### Exercise goal:
All lines from the one containing "Serialize everything readable" through the final line of the records below should be reproduced exactly, with the pictures left out.

╭─ Data supplied

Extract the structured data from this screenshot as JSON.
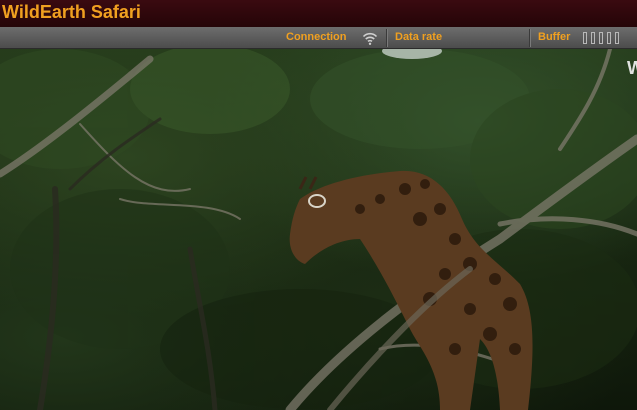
{
  "app": {
    "title": "WildEarth Safari"
  },
  "status": {
    "connection_label": "Connection",
    "connection_icon": "wifi-signal-icon",
    "datarate_label": "Data rate",
    "buffer_label": "Buffer",
    "buffer_segments": 5,
    "buffer_filled": 0
  },
  "video": {
    "watermark": "WILDEARTH.TV",
    "subject": "giraffe"
  },
  "colors": {
    "accent": "#f0a020",
    "titlebar": "#2e070b",
    "statusbar": "#5c5c5c"
  }
}
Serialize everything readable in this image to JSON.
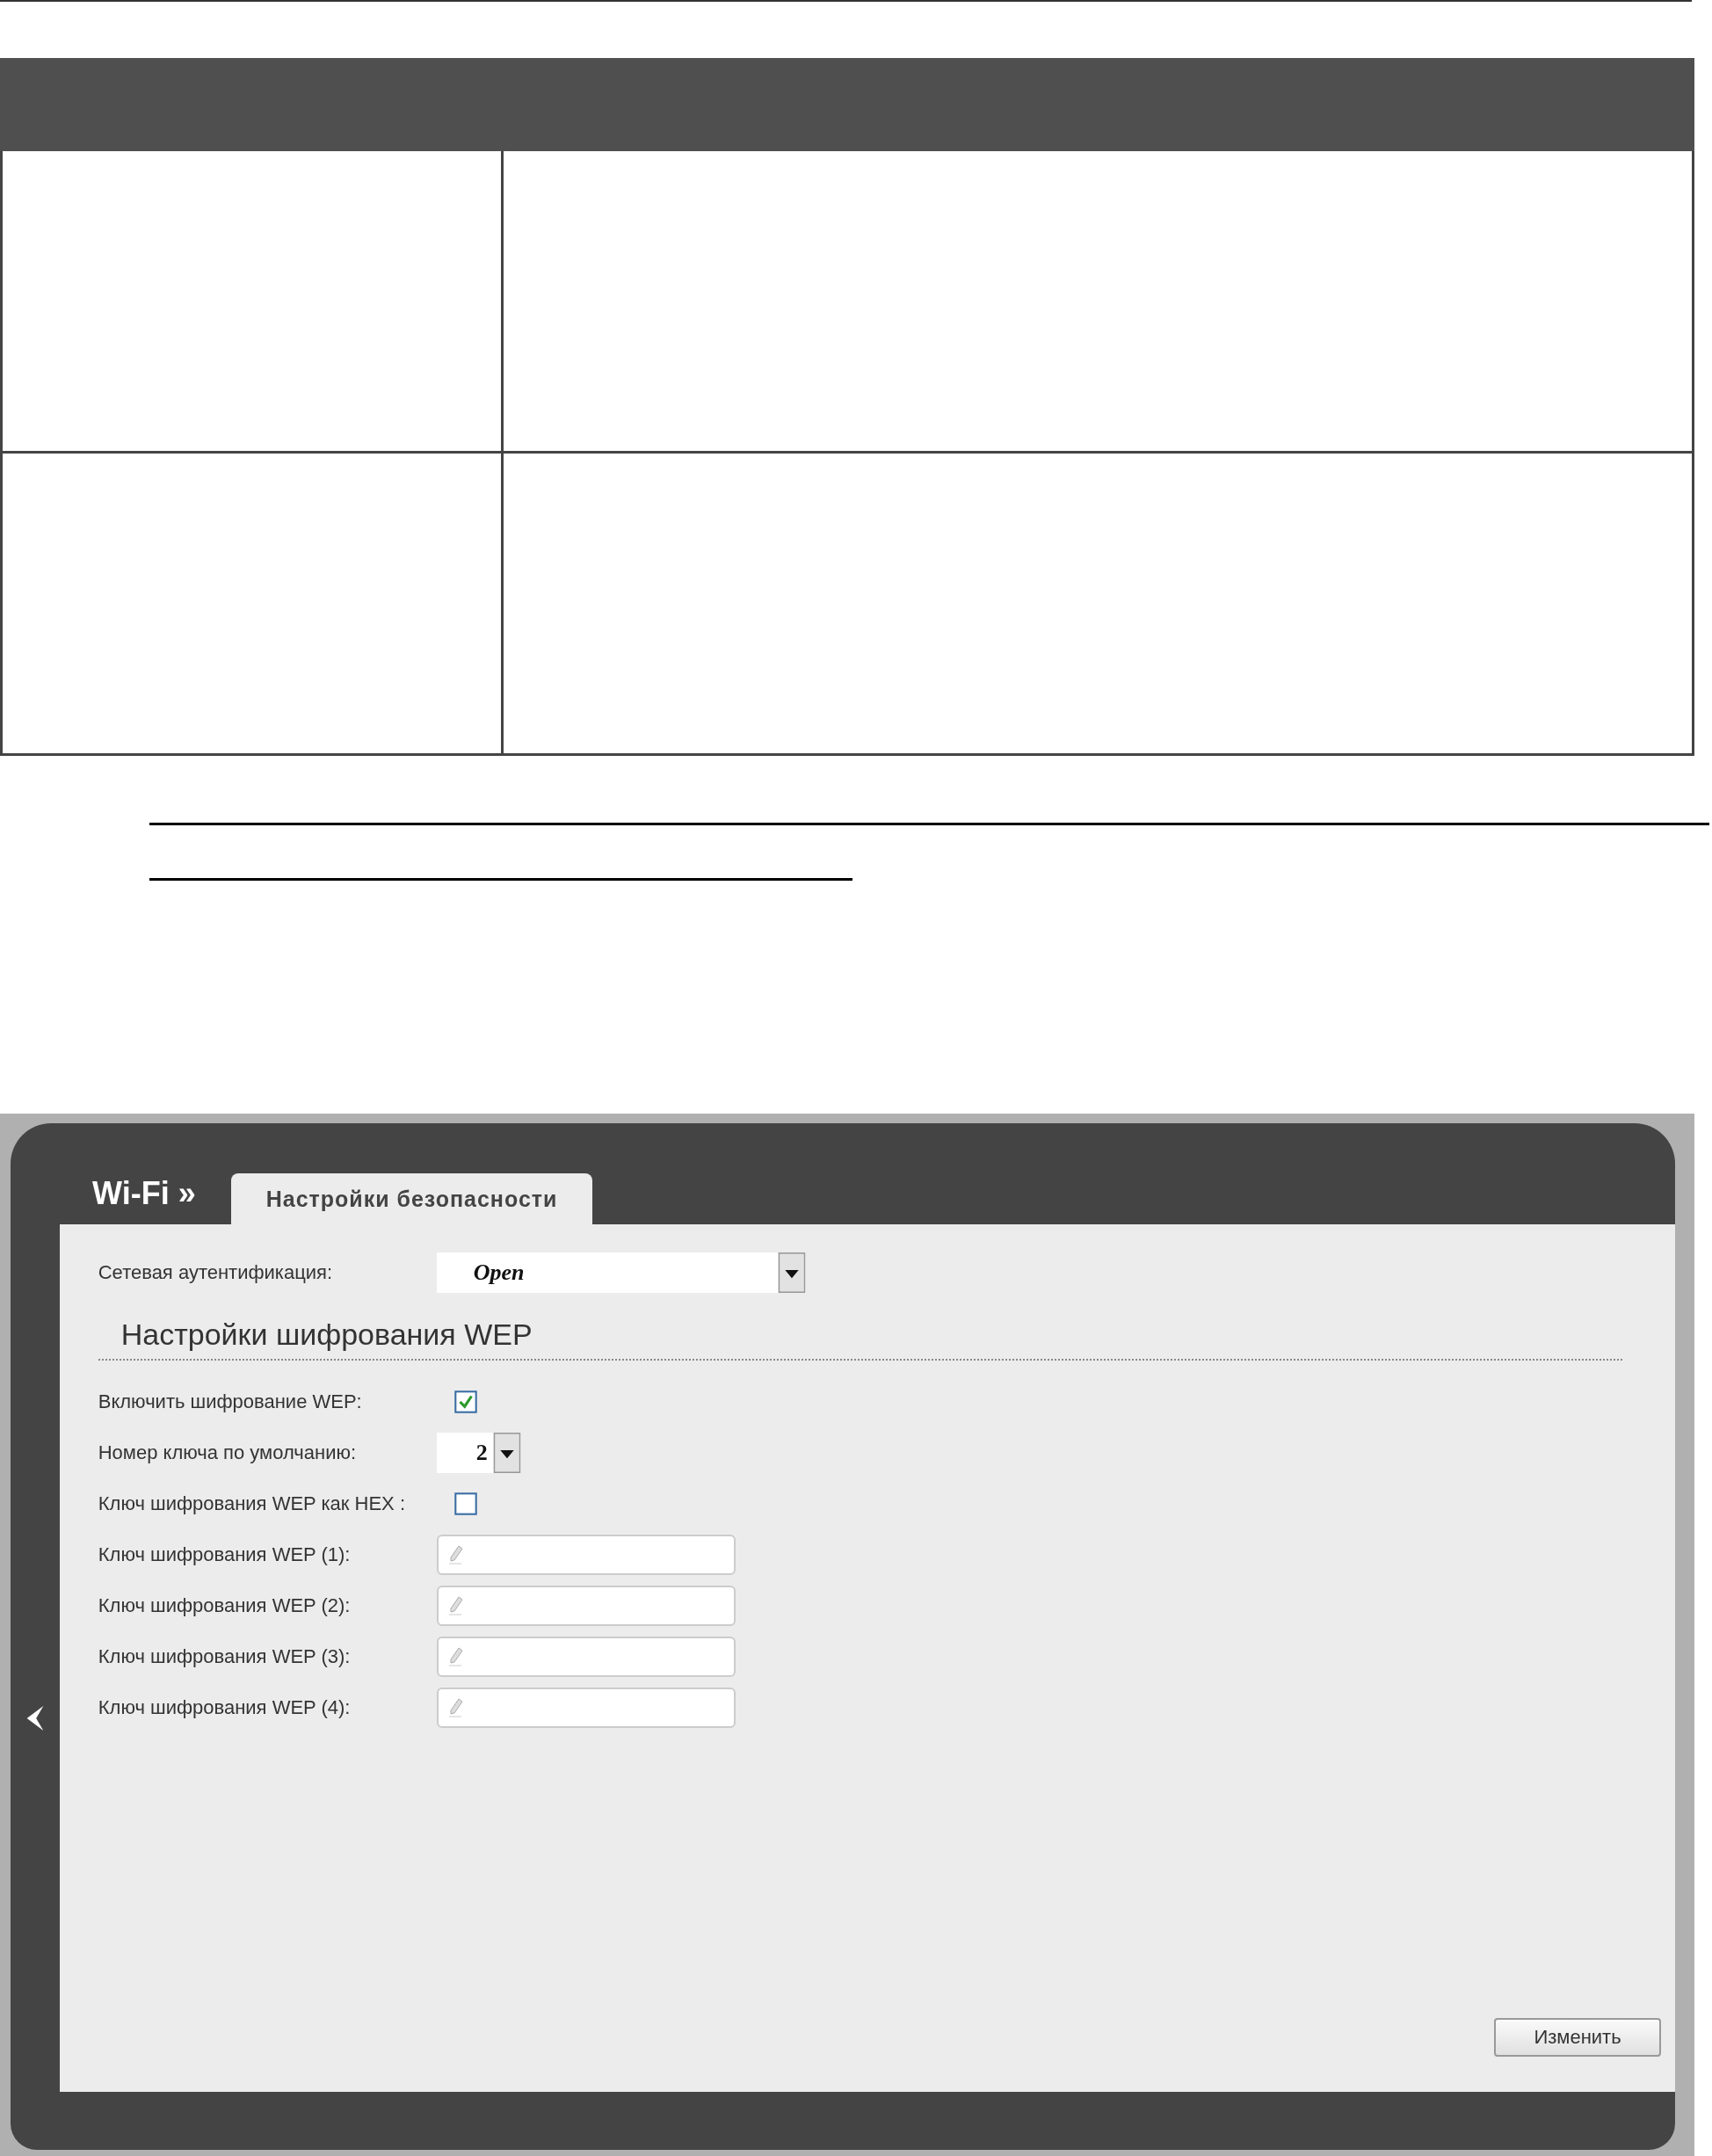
{
  "breadcrumb": "Wi-Fi »",
  "tabs": [
    {
      "label": "Настройки безопасности",
      "selected": true
    }
  ],
  "auth": {
    "label": "Сетевая аутентификация:",
    "value": "Open"
  },
  "section_title": "Настройки шифрования WEP",
  "fields": [
    {
      "kind": "checkbox",
      "label": "Включить шифрование WEP:",
      "checked": true
    },
    {
      "kind": "select",
      "label": "Номер ключа по умолчанию:",
      "value": "2"
    },
    {
      "kind": "checkbox",
      "label": "Ключ шифрования WEP как HEX :",
      "checked": false
    },
    {
      "kind": "text",
      "label": "Ключ шифрования WEP (1):"
    },
    {
      "kind": "text",
      "label": "Ключ шифрования WEP (2):"
    },
    {
      "kind": "text",
      "label": "Ключ шифрования WEP (3):"
    },
    {
      "kind": "text",
      "label": "Ключ шифрования WEP (4):"
    }
  ],
  "apply_button": "Изменить"
}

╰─

### The completed task:
Serialize everything readable in this image to JSON.
{
  "breadcrumb": "Wi-Fi »",
  "tabs": [
    {
      "label": "Настройки безопасности",
      "selected": true
    }
  ],
  "auth": {
    "label": "Сетевая аутентификация:",
    "value": "Open"
  },
  "section_title": "Настройки шифрования WEP",
  "fields": [
    {
      "kind": "checkbox",
      "label": "Включить шифрование WEP:",
      "checked": true
    },
    {
      "kind": "select",
      "label": "Номер ключа по умолчанию:",
      "value": "2"
    },
    {
      "kind": "checkbox",
      "label": "Ключ шифрования WEP как HEX :",
      "checked": false
    },
    {
      "kind": "text",
      "label": "Ключ шифрования WEP (1):"
    },
    {
      "kind": "text",
      "label": "Ключ шифрования WEP (2):"
    },
    {
      "kind": "text",
      "label": "Ключ шифрования WEP (3):"
    },
    {
      "kind": "text",
      "label": "Ключ шифрования WEP (4):"
    }
  ],
  "apply_button": "Изменить"
}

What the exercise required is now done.